- **WHAT THE TASK ASKS**
Search the entries below for the word "대표자를", then copy each line in which it is found.

INPUT RECORDS START

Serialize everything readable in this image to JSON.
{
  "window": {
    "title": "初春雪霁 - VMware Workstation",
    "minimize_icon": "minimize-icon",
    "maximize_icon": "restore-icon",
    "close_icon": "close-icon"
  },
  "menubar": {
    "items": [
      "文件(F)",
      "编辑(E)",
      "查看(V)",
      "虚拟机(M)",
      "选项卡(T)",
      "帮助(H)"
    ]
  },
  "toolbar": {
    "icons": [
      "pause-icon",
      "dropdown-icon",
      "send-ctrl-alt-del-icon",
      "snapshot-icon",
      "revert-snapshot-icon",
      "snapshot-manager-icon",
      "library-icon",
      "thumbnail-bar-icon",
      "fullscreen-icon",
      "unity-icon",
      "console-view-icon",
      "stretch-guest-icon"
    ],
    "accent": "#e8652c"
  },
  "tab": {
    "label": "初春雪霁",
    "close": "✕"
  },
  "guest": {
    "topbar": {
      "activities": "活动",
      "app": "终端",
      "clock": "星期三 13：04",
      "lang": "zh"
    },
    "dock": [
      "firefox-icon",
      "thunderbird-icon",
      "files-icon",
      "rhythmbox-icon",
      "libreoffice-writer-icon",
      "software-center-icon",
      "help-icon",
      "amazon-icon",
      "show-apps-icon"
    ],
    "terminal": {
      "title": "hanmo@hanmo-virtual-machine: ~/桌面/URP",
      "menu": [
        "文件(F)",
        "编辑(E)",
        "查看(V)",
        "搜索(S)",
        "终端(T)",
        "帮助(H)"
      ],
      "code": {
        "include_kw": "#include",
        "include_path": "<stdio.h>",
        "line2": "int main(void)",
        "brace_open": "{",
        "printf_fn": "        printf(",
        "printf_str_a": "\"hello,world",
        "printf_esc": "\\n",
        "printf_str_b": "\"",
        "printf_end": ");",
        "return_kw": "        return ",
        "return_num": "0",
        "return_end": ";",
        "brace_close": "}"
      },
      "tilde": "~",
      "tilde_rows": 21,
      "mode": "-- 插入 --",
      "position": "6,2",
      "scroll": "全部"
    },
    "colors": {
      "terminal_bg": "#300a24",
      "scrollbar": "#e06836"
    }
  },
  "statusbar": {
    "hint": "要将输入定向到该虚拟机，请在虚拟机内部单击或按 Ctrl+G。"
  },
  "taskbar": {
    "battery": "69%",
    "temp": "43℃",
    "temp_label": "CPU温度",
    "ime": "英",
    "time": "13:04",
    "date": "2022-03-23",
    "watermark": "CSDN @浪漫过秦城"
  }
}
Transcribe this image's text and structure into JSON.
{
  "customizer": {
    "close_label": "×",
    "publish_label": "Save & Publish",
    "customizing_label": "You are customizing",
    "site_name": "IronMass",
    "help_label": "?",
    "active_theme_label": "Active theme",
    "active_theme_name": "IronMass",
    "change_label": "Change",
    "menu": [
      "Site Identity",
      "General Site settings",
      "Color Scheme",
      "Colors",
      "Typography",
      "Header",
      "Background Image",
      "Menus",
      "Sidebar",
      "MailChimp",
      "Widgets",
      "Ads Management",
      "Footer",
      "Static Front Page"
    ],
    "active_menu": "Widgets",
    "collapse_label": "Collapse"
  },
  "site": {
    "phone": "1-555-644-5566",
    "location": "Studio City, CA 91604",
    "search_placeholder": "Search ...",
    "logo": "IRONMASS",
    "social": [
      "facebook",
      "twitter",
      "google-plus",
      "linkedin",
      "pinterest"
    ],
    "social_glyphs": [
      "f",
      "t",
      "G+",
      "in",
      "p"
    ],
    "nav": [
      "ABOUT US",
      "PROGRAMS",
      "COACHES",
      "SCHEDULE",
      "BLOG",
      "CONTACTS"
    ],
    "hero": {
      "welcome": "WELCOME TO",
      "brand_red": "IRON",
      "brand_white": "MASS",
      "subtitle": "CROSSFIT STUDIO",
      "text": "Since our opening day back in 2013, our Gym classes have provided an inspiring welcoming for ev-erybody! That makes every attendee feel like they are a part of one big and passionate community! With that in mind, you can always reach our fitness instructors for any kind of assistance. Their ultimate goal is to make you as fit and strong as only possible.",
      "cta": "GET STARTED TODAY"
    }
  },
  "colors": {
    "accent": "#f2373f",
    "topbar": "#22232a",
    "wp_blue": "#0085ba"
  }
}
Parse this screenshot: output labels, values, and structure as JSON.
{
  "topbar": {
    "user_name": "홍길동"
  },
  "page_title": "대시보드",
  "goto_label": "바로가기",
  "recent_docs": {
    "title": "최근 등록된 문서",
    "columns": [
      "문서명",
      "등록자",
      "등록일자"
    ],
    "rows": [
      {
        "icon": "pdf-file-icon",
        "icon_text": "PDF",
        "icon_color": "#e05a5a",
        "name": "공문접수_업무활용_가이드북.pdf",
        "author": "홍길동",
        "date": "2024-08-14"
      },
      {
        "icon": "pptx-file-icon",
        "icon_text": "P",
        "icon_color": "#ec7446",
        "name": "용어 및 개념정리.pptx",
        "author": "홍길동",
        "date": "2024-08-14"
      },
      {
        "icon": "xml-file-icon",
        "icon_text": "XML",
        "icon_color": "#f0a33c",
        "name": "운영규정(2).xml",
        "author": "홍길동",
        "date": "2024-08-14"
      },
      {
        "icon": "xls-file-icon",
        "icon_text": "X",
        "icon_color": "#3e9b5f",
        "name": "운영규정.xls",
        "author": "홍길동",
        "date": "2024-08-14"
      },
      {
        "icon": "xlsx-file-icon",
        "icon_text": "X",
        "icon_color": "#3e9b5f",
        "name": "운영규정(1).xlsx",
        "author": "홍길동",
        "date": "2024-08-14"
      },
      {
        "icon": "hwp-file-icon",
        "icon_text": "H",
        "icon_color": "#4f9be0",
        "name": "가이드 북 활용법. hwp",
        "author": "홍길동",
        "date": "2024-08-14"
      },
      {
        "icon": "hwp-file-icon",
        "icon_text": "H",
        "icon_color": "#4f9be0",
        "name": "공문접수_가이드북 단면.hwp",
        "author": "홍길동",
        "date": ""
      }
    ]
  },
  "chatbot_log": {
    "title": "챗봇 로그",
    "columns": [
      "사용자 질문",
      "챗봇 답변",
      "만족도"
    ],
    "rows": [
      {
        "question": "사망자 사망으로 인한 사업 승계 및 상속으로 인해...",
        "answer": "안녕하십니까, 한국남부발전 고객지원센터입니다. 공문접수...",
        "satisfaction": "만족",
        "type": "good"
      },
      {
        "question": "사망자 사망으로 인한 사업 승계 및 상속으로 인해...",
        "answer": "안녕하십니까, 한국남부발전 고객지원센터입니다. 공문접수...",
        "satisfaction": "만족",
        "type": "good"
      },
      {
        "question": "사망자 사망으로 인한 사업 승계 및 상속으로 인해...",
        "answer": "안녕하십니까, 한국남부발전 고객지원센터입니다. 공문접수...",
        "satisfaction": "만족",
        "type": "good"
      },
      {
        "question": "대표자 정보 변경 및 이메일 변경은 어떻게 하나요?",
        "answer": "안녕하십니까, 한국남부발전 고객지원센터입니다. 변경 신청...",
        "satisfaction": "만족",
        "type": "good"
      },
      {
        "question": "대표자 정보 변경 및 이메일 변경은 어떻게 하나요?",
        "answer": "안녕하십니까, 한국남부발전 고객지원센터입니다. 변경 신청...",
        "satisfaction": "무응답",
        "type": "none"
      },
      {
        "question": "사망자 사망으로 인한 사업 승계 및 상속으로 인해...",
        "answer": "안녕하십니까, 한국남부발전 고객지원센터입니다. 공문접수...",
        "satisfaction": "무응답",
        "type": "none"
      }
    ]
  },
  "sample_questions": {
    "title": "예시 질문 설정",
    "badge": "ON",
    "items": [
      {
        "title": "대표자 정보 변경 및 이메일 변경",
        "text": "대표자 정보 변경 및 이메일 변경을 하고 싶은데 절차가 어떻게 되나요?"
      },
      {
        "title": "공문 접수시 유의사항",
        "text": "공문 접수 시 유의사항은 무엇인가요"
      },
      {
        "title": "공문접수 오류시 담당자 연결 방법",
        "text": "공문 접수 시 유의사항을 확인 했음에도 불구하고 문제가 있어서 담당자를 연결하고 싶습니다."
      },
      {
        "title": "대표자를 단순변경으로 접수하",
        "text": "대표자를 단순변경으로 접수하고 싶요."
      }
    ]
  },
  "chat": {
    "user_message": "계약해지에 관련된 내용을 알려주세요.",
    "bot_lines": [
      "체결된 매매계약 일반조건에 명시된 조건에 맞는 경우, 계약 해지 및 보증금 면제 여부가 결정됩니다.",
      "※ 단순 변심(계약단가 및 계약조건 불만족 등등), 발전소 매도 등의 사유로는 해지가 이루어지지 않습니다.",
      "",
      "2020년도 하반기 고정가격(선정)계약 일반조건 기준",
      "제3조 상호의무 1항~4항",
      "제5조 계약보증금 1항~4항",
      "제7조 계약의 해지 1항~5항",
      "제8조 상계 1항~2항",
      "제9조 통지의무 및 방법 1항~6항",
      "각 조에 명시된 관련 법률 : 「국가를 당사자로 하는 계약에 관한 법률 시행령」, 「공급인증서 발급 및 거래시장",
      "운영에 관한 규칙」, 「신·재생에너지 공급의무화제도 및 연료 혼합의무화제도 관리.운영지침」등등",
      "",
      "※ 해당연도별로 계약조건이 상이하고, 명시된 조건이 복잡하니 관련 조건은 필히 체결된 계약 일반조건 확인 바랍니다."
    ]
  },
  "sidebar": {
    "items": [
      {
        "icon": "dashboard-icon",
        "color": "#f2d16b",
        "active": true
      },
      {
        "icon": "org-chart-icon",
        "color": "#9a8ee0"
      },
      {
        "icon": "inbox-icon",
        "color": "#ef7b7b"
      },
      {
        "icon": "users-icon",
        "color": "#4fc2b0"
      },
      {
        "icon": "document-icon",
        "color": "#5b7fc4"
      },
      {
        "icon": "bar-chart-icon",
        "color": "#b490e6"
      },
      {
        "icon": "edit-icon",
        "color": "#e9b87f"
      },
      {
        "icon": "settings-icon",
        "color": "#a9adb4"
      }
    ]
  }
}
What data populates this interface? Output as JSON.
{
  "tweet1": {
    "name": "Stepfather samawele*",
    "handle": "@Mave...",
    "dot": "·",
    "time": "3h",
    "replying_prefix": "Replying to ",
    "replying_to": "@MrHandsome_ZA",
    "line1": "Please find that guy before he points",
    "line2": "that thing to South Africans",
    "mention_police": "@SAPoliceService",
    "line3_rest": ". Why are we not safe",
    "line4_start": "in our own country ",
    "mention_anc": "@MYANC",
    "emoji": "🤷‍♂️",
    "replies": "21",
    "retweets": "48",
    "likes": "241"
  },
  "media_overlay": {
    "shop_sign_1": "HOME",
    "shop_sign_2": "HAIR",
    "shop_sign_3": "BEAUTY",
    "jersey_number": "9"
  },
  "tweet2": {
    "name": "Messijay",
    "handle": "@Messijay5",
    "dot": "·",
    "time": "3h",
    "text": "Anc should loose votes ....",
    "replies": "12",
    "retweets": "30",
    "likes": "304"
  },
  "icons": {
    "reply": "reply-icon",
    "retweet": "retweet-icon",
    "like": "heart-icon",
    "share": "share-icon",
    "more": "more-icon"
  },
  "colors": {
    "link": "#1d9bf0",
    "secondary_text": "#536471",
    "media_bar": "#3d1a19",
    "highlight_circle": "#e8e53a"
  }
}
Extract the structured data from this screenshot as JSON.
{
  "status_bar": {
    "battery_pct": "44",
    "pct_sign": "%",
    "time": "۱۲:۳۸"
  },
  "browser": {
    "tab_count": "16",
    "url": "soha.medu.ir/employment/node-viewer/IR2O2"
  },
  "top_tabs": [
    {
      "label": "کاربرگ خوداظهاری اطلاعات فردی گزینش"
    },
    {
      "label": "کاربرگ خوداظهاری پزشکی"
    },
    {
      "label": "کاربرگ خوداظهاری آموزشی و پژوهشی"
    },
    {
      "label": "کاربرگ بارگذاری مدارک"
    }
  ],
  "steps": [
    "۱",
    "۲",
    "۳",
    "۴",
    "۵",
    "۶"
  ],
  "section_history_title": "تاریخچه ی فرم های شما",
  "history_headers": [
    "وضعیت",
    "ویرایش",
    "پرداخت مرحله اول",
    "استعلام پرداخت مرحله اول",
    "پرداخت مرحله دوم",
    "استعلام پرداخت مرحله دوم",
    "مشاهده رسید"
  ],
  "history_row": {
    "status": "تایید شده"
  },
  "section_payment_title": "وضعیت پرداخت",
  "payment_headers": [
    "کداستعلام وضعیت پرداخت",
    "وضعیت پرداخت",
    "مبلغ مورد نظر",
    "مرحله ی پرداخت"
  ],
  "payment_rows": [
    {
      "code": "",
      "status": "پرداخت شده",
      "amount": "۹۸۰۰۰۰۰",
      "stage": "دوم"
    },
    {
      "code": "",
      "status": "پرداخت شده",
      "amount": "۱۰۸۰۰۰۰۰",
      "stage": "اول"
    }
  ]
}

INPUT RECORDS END

- **ANSWER BELOW**
        "title": "대표자를 단순변경으로 접수하",
        "text": "대표자를 단순변경으로 접수하고 싶요."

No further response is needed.